It’s not just about the degree; it’s the entire personality of a person that gets changed with international exposure- a personality which is bound to fetch good for the firm, client etc. Also, if someone is looking for post LLM options in India, they can sit for the UGC-Net exam and apply for the positions like Assistant Professor or Associate Professor in the law schools.
If they want, they can go ahead and pursue their Ph.D. to enter academia in full swing. While if someone is looking for options in the US, then based on my research, they can settle for paralegal jobs or legal assistants in firms.
If they plan to act in the role of an attorney in the US, they will need to qualify the bar exam which is conducted separately by different states; and not all the states in the US allow the foreign-trained attorney to sit for the bar. This is where they need to do a little research and act as per their desired goals in life.
What would be your advice (for SOP, CV, interview) for someone who’s applying for an LLM from the US?
I believe that one needs to be very straight forward with their application materials which include but not limited to Statement of Purpose (SOP), Resume, Letters of Recommendation (LOR), etc. Every aspect of the application should bring out something new about the candidate.
That is why, the admissions committee seek SOP, otherwise, they could just limit their reviews on the resume of the candidates. Generally the candidates reiterate their resume in their SOP which is not a good approach. Also, I would not suggest exhibiting their vocabulary jargon on their SOP.

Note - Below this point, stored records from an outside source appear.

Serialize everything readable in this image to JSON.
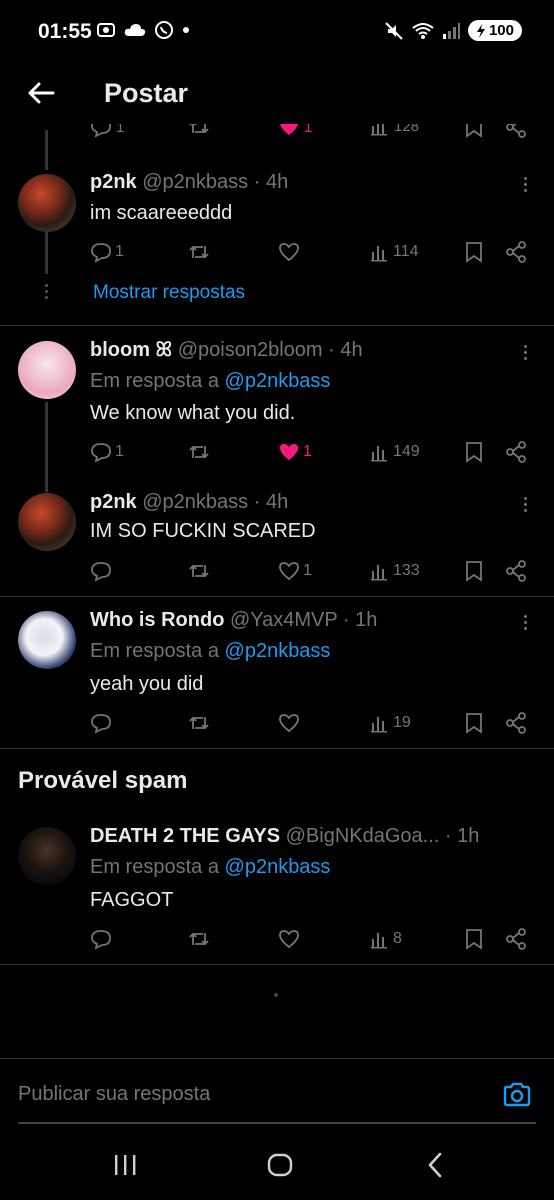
{
  "status_bar": {
    "time": "01:55",
    "battery": "100"
  },
  "header": {
    "title": "Postar"
  },
  "cut_row": {
    "reply_count": "1",
    "like_count": "1",
    "view_count": "128"
  },
  "tweets": [
    {
      "name": "p2nk",
      "handle": "@p2nkbass · 4h",
      "text": "im scaareeeddd",
      "replies": "1",
      "retweets": "",
      "likes": "",
      "views": "114",
      "liked": false
    },
    {
      "name": "bloom ꕤ",
      "handle": "@poison2bloom · 4h",
      "reply_prefix": "Em resposta a ",
      "reply_to": "@p2nkbass",
      "text": "We know what you did.",
      "replies": "1",
      "retweets": "",
      "likes": "1",
      "views": "149",
      "liked": true
    },
    {
      "name": "p2nk",
      "handle": "@p2nkbass · 4h",
      "text": "IM SO FUCKIN SCARED",
      "replies": "",
      "retweets": "",
      "likes": "1",
      "views": "133",
      "liked": false
    },
    {
      "name": "Who is Rondo",
      "handle": "@Yax4MVP · 1h",
      "reply_prefix": "Em resposta a ",
      "reply_to": "@p2nkbass",
      "text": "yeah you did",
      "replies": "",
      "retweets": "",
      "likes": "",
      "views": "19",
      "liked": false
    },
    {
      "name": "DEATH 2 THE GAYS",
      "handle": "@BigNKdaGoa... · 1h",
      "reply_prefix": "Em resposta a ",
      "reply_to": "@p2nkbass",
      "text": "FAGGOT",
      "replies": "",
      "retweets": "",
      "likes": "",
      "views": "8",
      "liked": false
    }
  ],
  "show_replies_label": "Mostrar respostas",
  "spam_section_title": "Provável spam",
  "composer": {
    "placeholder": "Publicar sua resposta"
  },
  "colors": {
    "accent": "#1d9bf0",
    "like": "#f91880",
    "muted": "#71767b",
    "background": "#000000"
  },
  "icons": [
    "back-arrow-icon",
    "reply-icon",
    "retweet-icon",
    "heart-icon",
    "views-icon",
    "bookmark-icon",
    "share-icon",
    "more-icon",
    "camera-icon"
  ]
}
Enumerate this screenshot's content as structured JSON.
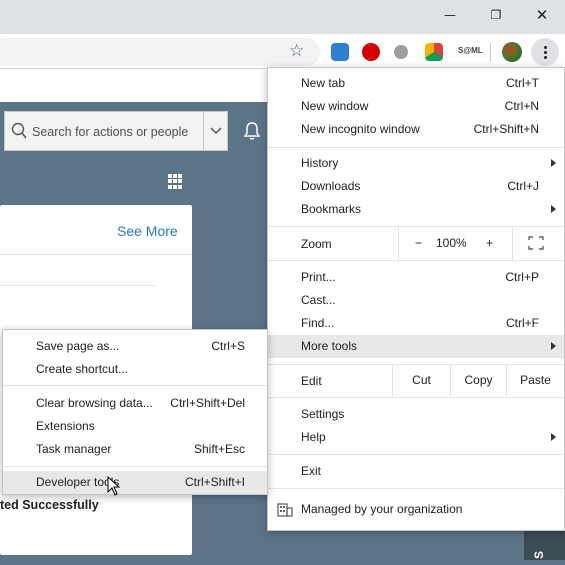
{
  "window": {
    "minimize_glyph": "—",
    "restore_glyph": "❐",
    "close_glyph": "✕"
  },
  "toolbar": {
    "bookmark_icon": "star-outline-icon",
    "extensions": [
      {
        "name": "cloud-extension-icon",
        "color": "#2f7fd0"
      },
      {
        "name": "adblock-extension-icon",
        "color": "#d50000"
      },
      {
        "name": "gray-circle-extension-icon",
        "color": "#9e9e9e"
      },
      {
        "name": "drive-extension-icon",
        "color": "#f4b400"
      }
    ],
    "extension_text": "S@ML",
    "menu_icon": "three-dots-vertical-icon"
  },
  "page": {
    "search_placeholder": "Search for actions or people",
    "see_more": "See More",
    "bold_text": "ted Successfully",
    "strip_text": "S"
  },
  "menu": {
    "new_tab": {
      "label": "New tab",
      "shortcut": "Ctrl+T"
    },
    "new_window": {
      "label": "New window",
      "shortcut": "Ctrl+N"
    },
    "new_incognito": {
      "label": "New incognito window",
      "shortcut": "Ctrl+Shift+N"
    },
    "history": {
      "label": "History"
    },
    "downloads": {
      "label": "Downloads",
      "shortcut": "Ctrl+J"
    },
    "bookmarks": {
      "label": "Bookmarks"
    },
    "zoom": {
      "label": "Zoom",
      "minus": "−",
      "value": "100%",
      "plus": "+"
    },
    "print": {
      "label": "Print...",
      "shortcut": "Ctrl+P"
    },
    "cast": {
      "label": "Cast..."
    },
    "find": {
      "label": "Find...",
      "shortcut": "Ctrl+F"
    },
    "more_tools": {
      "label": "More tools"
    },
    "edit": {
      "label": "Edit",
      "cut": "Cut",
      "copy": "Copy",
      "paste": "Paste"
    },
    "settings": {
      "label": "Settings"
    },
    "help": {
      "label": "Help"
    },
    "exit": {
      "label": "Exit"
    },
    "managed": {
      "label": "Managed by your organization"
    }
  },
  "submenu": {
    "save_page": {
      "label": "Save page as...",
      "shortcut": "Ctrl+S"
    },
    "create_shortcut": {
      "label": "Create shortcut..."
    },
    "clear_browsing": {
      "label": "Clear browsing data...",
      "shortcut": "Ctrl+Shift+Del"
    },
    "extensions": {
      "label": "Extensions"
    },
    "task_manager": {
      "label": "Task manager",
      "shortcut": "Shift+Esc"
    },
    "developer_tools": {
      "label": "Developer tools",
      "shortcut": "Ctrl+Shift+I"
    }
  },
  "colors": {
    "app_bar": "#5b7587",
    "link": "#2a7ab5",
    "menu_highlight": "#e8e8e9"
  }
}
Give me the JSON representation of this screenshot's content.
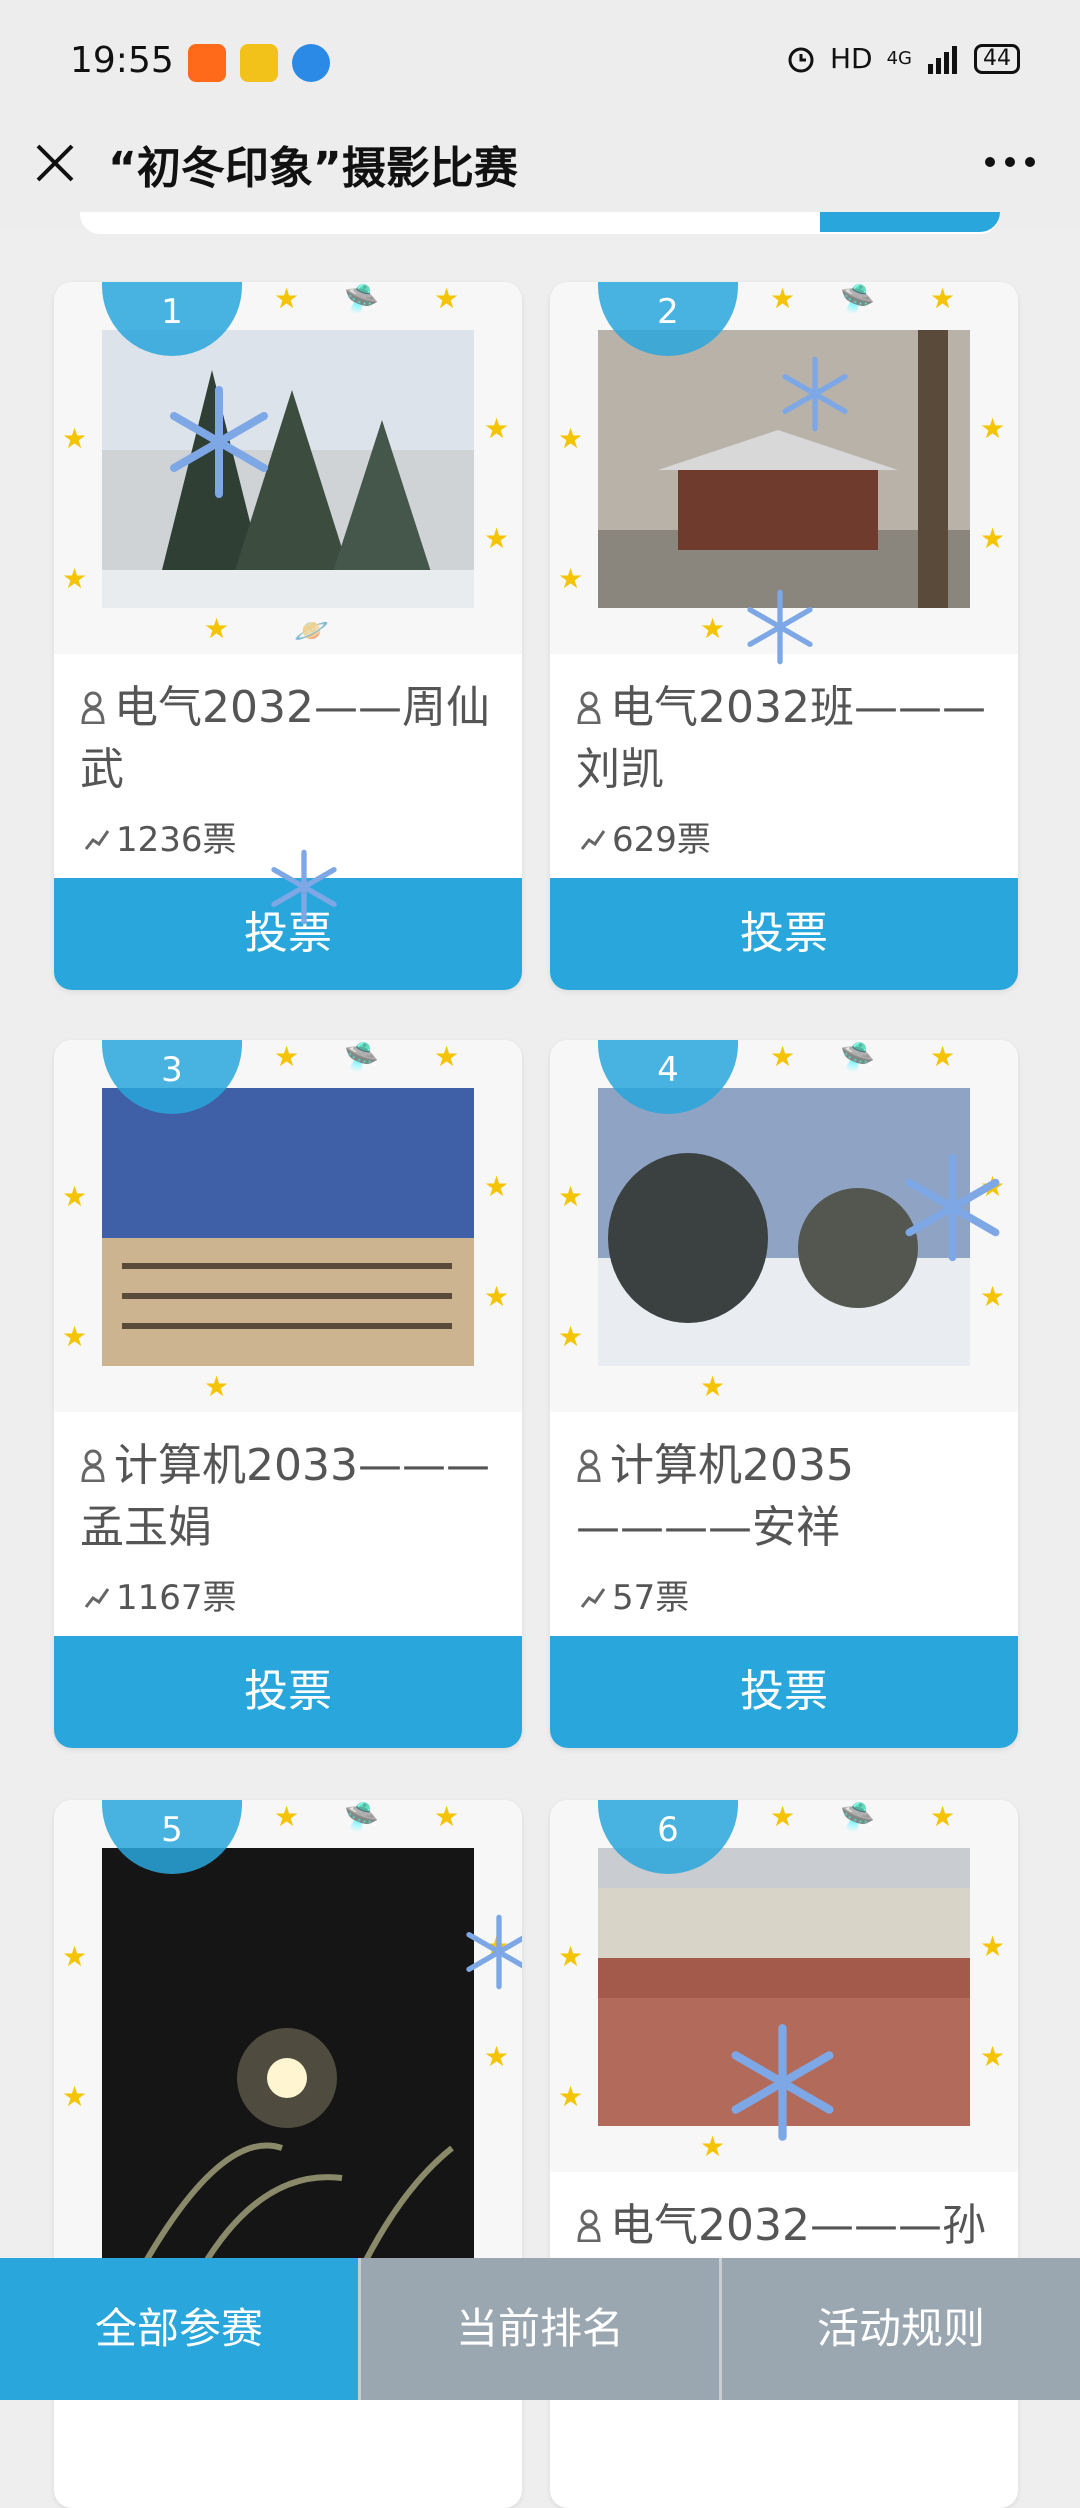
{
  "status_bar": {
    "time": "19:55",
    "network": "HD",
    "signal": "4G",
    "battery": "44"
  },
  "header": {
    "title": "“初冬印象”摄影比赛"
  },
  "entries": [
    {
      "rank": "1",
      "name": "电气2032——周仙武",
      "votes": "1236票",
      "button": "投票"
    },
    {
      "rank": "2",
      "name": "电气2032班———刘凯",
      "votes": "629票",
      "button": "投票"
    },
    {
      "rank": "3",
      "name": "计算机2033———孟玉娟",
      "votes": "1167票",
      "button": "投票"
    },
    {
      "rank": "4",
      "name": "计算机2035————安祥",
      "votes": "57票",
      "button": "投票"
    },
    {
      "rank": "5",
      "name": "",
      "votes": "",
      "button": ""
    },
    {
      "rank": "6",
      "name": "电气2032———孙",
      "votes": "",
      "button": ""
    }
  ],
  "bottom_nav": {
    "tabs": [
      {
        "label": "全部参赛",
        "active": true
      },
      {
        "label": "当前排名",
        "active": false
      },
      {
        "label": "活动规则",
        "active": false
      }
    ]
  },
  "colors": {
    "accent": "#29a6dc",
    "nav_inactive": "#9aa7b0"
  }
}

My impression is that simply worded SOPs are preferred and are more helpful for the admissions committee to review and understand the candidacy. Applicants should try to not exceed the given word limit by more than one percent.
Further, resumes are preferred over CVs. The length of the resume should ideally be one page or maximum of two pages. Regarding LORs, applicants can submit either professional or academic LORs. Lastly, UGA does not conduct interviews. But the applicants should feel free to ask questions by email or set up a Skype call.
The law school is extremely helpful and is the best guide to walk you through their application process. They can be reached at LLM@uga.edu.
How much did an LLM from the University of Georgia cost you ? What sort of opportunities are there to earn while you learn?
I bagged a full tuition waiver and was awarded a graduate assistantship. Since, my family was facing financial hardships due to the sudden passing away of my father, the only breadwinner of the family, I knew I could not depend on them for any kind of funding.
As a graduate assistant, I earned a modest stipend with which I tried to make both ends meet. But I believe, there are lot of opportunities available on campus to make some extra bucks like at the dining halls, at circulation desk of various libraries, etc.
Any parting words of advice for our readers.
UGA is a great option which one should consider while looking for colleges offering LLM. Also, on the south coast, the weather is not too different from India, so it might be easier to acclimatize.
Anyone considering LL.M. should ensure that your undergraduate university (India ) is accredited from the NAAC else you might have to face problems with the bar exams in the United States, if you plan on taking them post-LL.M. I’d be happy to help anyone with their personal doubts and queries. I can be contacted at email@example.com.